Continue from the above using the alarm account.
#You might have to remove the existing bluez package if you have istalled it as pi-bluetooth downloads the bluez source code to do some patching before installation. yaourt -S pi-bluetooth #1. Enter "1" to install the only package #2. Give root password (default "root") when asked #3. Do NOT edit PKGBUILD or anything else when they say "Unsupported Package" or similar warnings. Press "N". #4. Answer Yes to install any requested dependencies or building #Do not enable the brcm43438.service now if you have specified `dtoverlay=pi3-miniuart-bt` to swap the Bluetooth to use mini-UART. You have to edit the brcm43438.service first. #Login as root with default password "root" su #ONLY edit the brcm43438.service file if you want Bluetooth to use mini-UART (/dev/ttyS0) instead of hardware UART (/dev/ttyAMA0). #That is, if you have specified "dtoverlay=pi3-miniuart-bt" in "/boot/config.txt" earlier nano /lib/systemd/system/brcm43438.service #Edit the file to replace all references of /dev/ttyAMA0 with /dev/ttyS0 as below #start [Unit] Description=Broadcom BCM43438 bluetooth HCI ConditionPathIsDirectory=/proc/device-tree/soc/gpio@7e200000/bt_pins Before=bluetooth.service After=dev-ttyS0.device [Service] Type=simple ExecStart=/usr/bin/hciattach-rpi3 -n /dev/ttyS0 bcm43xx 921600 noflow - [Install] WantedBy=multi-user.target #end systemctl enable brcm43438.service reboot

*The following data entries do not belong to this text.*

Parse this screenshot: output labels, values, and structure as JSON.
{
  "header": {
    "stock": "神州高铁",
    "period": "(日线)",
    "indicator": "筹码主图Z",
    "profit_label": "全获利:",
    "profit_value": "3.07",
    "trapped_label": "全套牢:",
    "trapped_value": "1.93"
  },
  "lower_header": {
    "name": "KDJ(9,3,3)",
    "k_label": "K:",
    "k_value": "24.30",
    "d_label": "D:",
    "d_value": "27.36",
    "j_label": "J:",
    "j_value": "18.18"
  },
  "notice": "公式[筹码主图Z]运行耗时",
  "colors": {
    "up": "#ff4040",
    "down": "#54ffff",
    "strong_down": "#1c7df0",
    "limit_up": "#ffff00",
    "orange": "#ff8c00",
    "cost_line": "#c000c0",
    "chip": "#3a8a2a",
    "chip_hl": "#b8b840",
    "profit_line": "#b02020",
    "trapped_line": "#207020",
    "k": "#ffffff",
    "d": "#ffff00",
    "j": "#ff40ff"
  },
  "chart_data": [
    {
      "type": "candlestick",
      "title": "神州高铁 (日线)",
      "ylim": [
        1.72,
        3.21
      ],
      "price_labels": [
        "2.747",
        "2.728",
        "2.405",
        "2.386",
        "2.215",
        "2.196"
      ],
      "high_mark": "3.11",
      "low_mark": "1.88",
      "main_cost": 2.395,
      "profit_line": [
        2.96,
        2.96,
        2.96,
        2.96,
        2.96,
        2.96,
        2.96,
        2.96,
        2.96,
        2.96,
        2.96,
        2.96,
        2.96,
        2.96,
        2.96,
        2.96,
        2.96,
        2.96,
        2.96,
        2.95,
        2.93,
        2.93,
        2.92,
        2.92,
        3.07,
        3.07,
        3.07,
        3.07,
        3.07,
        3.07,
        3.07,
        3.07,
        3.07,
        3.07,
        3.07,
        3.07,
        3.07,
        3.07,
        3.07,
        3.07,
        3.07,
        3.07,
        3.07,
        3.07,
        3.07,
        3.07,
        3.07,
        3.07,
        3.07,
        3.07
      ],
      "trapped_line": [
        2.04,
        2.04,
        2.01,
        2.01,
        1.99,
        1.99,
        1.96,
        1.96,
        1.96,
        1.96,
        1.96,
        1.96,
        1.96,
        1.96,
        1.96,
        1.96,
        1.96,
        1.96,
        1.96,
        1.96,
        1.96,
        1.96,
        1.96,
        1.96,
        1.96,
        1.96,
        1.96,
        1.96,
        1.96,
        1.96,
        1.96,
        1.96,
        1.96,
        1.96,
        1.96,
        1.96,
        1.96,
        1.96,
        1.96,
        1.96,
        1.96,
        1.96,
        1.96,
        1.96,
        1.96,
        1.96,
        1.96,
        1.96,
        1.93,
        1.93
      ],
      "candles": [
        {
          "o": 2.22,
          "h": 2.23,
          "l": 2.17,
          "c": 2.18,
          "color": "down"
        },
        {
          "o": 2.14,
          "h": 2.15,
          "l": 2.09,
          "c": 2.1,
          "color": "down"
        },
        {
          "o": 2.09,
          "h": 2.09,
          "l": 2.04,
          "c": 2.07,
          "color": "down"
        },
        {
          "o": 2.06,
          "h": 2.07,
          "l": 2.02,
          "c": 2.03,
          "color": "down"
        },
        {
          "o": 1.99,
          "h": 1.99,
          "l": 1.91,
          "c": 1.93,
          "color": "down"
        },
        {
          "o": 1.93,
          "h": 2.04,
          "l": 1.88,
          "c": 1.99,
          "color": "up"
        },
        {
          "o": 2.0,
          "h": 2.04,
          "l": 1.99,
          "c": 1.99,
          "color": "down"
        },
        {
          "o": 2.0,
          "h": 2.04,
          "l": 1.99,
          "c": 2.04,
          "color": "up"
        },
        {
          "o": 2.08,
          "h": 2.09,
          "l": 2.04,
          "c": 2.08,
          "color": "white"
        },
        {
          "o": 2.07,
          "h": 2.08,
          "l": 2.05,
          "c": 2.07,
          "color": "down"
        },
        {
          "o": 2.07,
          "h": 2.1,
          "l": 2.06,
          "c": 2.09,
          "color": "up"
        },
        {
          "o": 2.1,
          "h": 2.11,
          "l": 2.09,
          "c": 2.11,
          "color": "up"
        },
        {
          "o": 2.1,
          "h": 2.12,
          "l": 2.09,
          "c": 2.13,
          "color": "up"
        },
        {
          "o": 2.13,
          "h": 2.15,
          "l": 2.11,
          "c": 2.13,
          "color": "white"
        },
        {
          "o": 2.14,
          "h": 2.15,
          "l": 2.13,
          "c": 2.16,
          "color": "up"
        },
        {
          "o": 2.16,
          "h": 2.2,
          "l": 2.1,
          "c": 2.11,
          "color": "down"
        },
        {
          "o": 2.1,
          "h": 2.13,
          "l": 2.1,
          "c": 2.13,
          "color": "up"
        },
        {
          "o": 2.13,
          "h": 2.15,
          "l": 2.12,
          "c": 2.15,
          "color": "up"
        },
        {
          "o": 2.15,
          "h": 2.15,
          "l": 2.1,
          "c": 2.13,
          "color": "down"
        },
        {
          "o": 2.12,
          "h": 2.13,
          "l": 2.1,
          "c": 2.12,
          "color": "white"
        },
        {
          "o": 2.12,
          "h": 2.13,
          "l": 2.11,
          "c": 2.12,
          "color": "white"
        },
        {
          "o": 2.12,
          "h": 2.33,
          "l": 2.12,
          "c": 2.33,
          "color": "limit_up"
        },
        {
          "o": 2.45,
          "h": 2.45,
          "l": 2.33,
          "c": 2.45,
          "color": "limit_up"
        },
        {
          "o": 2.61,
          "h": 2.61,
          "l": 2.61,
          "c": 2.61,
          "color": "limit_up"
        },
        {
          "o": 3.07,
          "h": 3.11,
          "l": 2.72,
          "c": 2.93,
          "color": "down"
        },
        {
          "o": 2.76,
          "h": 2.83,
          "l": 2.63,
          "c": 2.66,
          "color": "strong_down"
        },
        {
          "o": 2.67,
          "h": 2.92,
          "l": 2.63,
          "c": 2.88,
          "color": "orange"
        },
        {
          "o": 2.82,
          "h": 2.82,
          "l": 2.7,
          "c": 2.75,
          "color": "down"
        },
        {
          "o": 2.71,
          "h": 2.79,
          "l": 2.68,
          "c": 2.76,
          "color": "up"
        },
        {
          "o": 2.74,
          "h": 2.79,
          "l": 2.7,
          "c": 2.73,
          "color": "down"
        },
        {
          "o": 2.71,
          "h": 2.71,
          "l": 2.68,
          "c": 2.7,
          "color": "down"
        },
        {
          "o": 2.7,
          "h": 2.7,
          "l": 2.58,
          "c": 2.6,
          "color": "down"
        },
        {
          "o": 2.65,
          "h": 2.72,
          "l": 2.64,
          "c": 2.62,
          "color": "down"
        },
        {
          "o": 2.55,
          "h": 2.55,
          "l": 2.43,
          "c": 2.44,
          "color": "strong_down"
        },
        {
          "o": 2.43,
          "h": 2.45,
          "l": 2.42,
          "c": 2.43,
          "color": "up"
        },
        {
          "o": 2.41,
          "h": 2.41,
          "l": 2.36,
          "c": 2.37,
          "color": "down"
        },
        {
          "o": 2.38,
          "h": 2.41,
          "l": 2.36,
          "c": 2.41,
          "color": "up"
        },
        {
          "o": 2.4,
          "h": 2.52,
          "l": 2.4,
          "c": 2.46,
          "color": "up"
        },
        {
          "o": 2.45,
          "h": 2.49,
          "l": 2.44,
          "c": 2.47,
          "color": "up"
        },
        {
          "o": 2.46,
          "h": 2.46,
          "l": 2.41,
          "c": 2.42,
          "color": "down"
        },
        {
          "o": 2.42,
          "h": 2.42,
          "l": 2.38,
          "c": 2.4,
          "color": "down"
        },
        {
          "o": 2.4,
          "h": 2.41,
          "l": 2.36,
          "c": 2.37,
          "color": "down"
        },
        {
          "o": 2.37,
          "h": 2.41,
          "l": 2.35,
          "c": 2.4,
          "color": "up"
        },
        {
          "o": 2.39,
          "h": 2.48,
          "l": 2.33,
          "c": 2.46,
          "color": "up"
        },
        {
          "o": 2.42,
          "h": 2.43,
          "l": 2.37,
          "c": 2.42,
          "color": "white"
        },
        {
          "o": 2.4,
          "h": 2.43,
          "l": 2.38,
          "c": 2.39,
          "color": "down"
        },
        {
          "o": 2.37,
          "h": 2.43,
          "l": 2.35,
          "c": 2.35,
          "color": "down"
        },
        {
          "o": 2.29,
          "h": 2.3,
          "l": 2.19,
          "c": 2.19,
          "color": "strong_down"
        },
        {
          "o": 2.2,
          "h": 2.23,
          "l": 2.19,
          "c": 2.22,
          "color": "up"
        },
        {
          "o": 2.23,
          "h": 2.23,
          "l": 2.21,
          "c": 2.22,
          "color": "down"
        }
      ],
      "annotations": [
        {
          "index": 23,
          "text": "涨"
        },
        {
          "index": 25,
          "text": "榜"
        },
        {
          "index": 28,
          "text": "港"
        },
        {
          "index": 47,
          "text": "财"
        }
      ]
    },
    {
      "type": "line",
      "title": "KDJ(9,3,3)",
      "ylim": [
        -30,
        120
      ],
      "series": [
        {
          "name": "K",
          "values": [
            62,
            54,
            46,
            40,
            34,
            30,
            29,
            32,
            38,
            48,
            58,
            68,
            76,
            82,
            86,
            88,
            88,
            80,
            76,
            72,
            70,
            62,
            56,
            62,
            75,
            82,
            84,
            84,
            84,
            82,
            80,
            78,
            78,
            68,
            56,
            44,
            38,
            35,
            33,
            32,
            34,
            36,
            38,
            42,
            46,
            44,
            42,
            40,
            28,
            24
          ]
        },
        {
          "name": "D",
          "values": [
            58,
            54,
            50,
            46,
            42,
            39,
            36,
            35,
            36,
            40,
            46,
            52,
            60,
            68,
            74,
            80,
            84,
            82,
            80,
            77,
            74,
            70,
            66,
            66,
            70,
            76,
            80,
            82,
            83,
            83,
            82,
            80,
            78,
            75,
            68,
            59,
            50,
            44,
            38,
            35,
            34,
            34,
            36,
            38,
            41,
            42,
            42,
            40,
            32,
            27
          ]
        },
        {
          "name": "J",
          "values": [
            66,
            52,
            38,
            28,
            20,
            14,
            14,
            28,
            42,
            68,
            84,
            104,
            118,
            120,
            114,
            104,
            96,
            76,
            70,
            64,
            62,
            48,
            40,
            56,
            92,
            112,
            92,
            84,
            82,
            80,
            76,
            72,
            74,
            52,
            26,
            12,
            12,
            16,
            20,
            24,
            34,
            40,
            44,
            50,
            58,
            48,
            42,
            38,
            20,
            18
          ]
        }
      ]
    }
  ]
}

If you set the Bluetooth communication to go through the mini-UART channel, the performance will be significantly degraded in theory. In fact, you may want to reduce the baud rate from
921600 to something lower like
460800 or even as low as
115200. However, it should be enough for Bluetooth Low Energy applications. Higher speed data/audio transfer on Bluetooth classic may face issues. You will also need to set
/boot/config.txt so the baud rate of the mini-UART will be stable to use Bluetooth.
If you use just
/boot/config.txt, your RPi 3 will just be slow but everything should work as per normal.